In the field of psychology, cognitive dissonance
is the mental discomfort
(psychological stress) experienced by a person when confronted with new information that contradicts said beliefs, ideals, and values.
Cognitive-dissonance is just one of many biases that work in our everyday lives. We don’t like to believe that we may be wrong, so we may limit our intake of new information or thinking about things in ways that don’t fit within our pre-existing beliefs. Psychologists call this “confirmation bias.”
We also don’t like to second-guess our choices, even if later they are proven wrong or unwise. By second-guessing ourselves, we suggest we may not be as wise or as right as we’ve led ourselves to believe. This may lead us to commit to a particular course of action and become insensitive to and reject alternative, perhaps better, courses that come to light. That’s why many people seek to avoid or minimize regret in their lives, and seek “closure” — imposing a definitive end to an event or relationship. It reduces the possibility of future cognitive dissonance.
Self-awareness seems to be a key to understanding how and when cognitive dissonance may play a role in your life. If you find yourself justifying or rationalizing decisions or behaviors that you’re not quite clear you firmly believe in, that might be a sign that cognitive dissonance is at work. If your explanation for something is, “Well, that’s the way I’ve always done it or thought about it,” that may also be a sign. Socrates extolled that “An unexamined life is not worth living.” In other words, challenge and be skeptical of such answers if you find yourself falling back on them.

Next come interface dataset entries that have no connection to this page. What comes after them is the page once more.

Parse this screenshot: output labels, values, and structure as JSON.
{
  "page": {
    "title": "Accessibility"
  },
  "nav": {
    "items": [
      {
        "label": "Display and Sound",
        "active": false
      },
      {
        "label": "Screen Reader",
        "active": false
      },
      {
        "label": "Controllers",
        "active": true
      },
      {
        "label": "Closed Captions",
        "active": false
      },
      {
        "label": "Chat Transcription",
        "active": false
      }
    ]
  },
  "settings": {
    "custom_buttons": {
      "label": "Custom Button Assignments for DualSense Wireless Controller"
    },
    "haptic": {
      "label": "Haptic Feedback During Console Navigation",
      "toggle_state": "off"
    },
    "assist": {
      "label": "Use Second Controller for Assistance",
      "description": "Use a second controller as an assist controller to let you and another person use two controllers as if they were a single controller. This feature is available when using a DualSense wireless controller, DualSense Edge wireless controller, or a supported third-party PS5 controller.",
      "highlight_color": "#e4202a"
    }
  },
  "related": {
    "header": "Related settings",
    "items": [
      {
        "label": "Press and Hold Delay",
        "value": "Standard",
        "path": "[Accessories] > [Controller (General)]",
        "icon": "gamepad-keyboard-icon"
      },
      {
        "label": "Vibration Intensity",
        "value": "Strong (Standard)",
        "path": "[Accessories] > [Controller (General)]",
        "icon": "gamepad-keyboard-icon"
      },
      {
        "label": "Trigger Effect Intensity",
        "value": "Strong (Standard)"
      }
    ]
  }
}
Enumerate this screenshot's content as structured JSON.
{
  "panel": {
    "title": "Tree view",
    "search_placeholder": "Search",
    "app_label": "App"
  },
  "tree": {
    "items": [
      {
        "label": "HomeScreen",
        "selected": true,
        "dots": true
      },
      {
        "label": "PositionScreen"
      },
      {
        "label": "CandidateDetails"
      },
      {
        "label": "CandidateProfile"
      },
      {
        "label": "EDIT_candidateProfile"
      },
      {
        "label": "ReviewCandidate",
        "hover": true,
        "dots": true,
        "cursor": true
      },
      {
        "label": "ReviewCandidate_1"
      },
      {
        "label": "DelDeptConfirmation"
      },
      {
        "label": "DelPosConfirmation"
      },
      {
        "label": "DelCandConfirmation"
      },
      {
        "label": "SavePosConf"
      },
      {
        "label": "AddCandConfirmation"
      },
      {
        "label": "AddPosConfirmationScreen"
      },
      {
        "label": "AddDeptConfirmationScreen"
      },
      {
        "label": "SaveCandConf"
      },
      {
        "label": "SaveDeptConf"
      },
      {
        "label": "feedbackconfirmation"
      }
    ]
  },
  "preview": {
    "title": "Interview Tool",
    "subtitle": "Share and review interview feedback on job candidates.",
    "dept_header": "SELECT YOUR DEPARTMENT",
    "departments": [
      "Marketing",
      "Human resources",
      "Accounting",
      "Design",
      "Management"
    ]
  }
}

A part of that self awareness that may help in dealing with cognitive dissonance is to examine the commitments and decisions we make in our lives. If the resolution of cognitive dissonance means that we move forward with a commitment and spring into action, making us feel better, maybe the dissonance was trying to tell us something. Maybe the decision or commitment wasn’t as right for us as we initially thought, even if it means overcoming our “no second-guessing” bias and making a different decision. Sometimes we’re just plain wrong. Admitting it, apologizing if need be, and moving forward can save us a lot of time, mental energy and hurt feelings.